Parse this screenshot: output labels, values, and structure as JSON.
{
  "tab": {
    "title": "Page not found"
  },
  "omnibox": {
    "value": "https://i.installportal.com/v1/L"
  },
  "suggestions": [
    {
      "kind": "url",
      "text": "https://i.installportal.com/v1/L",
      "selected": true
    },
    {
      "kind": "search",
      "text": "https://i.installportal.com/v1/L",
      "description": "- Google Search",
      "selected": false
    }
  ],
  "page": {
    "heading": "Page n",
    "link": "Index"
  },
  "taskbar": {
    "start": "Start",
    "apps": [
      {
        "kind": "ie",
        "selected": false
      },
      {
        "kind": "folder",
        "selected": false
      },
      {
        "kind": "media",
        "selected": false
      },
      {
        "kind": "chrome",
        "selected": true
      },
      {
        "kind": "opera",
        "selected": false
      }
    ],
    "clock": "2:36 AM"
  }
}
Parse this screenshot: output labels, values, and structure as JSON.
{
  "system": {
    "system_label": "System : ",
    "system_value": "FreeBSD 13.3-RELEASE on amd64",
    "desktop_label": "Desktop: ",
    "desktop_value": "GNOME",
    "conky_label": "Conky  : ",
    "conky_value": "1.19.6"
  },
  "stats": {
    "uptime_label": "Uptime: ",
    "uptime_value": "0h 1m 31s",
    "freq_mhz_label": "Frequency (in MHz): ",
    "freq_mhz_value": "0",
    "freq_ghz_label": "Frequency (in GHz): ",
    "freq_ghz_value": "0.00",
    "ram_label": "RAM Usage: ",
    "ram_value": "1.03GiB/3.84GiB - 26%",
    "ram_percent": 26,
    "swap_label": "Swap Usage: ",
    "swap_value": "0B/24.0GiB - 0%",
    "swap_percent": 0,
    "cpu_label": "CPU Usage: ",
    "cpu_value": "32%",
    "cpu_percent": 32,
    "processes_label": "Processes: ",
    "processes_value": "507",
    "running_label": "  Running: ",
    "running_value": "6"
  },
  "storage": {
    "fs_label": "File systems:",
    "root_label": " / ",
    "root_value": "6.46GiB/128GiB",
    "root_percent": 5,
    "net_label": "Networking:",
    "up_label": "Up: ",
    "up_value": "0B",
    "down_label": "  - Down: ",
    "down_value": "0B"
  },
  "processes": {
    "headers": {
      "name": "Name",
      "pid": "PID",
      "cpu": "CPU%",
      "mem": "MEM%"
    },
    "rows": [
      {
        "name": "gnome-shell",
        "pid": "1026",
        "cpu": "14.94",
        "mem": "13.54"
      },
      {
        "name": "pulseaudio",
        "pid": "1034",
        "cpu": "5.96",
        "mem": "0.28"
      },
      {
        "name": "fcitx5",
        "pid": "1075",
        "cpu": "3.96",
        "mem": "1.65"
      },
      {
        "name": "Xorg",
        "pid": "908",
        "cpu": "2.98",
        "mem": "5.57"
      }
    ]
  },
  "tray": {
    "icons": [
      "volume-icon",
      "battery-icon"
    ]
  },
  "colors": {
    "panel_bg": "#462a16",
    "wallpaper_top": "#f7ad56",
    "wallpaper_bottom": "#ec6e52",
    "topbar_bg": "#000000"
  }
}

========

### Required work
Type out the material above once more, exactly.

### Written response
Parse this screenshot: output labels, values, and structure as JSON.
{
  "tab": {
    "title": "Page not found"
  },
  "omnibox": {
    "value": "https://i.installportal.com/v1/L"
  },
  "suggestions": [
    {
      "kind": "url",
      "text": "https://i.installportal.com/v1/L",
      "selected": true
    },
    {
      "kind": "search",
      "text": "https://i.installportal.com/v1/L",
      "description": "- Google Search",
      "selected": false
    }
  ],
  "page": {
    "heading": "Page n",
    "link": "Index"
  },
  "taskbar": {
    "start": "Start",
    "apps": [
      {
        "kind": "ie",
        "selected": false
      },
      {
        "kind": "folder",
        "selected": false
      },
      {
        "kind": "media",
        "selected": false
      },
      {
        "kind": "chrome",
        "selected": true
      },
      {
        "kind": "opera",
        "selected": false
      }
    ],
    "clock": "2:36 AM"
  }
}
Parse this screenshot: output labels, values, and structure as JSON.
{
  "system": {
    "system_label": "System : ",
    "system_value": "FreeBSD 13.3-RELEASE on amd64",
    "desktop_label": "Desktop: ",
    "desktop_value": "GNOME",
    "conky_label": "Conky  : ",
    "conky_value": "1.19.6"
  },
  "stats": {
    "uptime_label": "Uptime: ",
    "uptime_value": "0h 1m 31s",
    "freq_mhz_label": "Frequency (in MHz): ",
    "freq_mhz_value": "0",
    "freq_ghz_label": "Frequency (in GHz): ",
    "freq_ghz_value": "0.00",
    "ram_label": "RAM Usage: ",
    "ram_value": "1.03GiB/3.84GiB - 26%",
    "ram_percent": 26,
    "swap_label": "Swap Usage: ",
    "swap_value": "0B/24.0GiB - 0%",
    "swap_percent": 0,
    "cpu_label": "CPU Usage: ",
    "cpu_value": "32%",
    "cpu_percent": 32,
    "processes_label": "Processes: ",
    "processes_value": "507",
    "running_label": "  Running: ",
    "running_value": "6"
  },
  "storage": {
    "fs_label": "File systems:",
    "root_label": " / ",
    "root_value": "6.46GiB/128GiB",
    "root_percent": 5,
    "net_label": "Networking:",
    "up_label": "Up: ",
    "up_value": "0B",
    "down_label": "  - Down: ",
    "down_value": "0B"
  },
  "processes": {
    "headers": {
      "name": "Name",
      "pid": "PID",
      "cpu": "CPU%",
      "mem": "MEM%"
    },
    "rows": [
      {
        "name": "gnome-shell",
        "pid": "1026",
        "cpu": "14.94",
        "mem": "13.54"
      },
      {
        "name": "pulseaudio",
        "pid": "1034",
        "cpu": "5.96",
        "mem": "0.28"
      },
      {
        "name": "fcitx5",
        "pid": "1075",
        "cpu": "3.96",
        "mem": "1.65"
      },
      {
        "name": "Xorg",
        "pid": "908",
        "cpu": "2.98",
        "mem": "5.57"
      }
    ]
  },
  "tray": {
    "icons": [
      "volume-icon",
      "battery-icon"
    ]
  },
  "colors": {
    "panel_bg": "#462a16",
    "wallpaper_top": "#f7ad56",
    "wallpaper_bottom": "#ec6e52",
    "topbar_bg": "#000000"
  }
}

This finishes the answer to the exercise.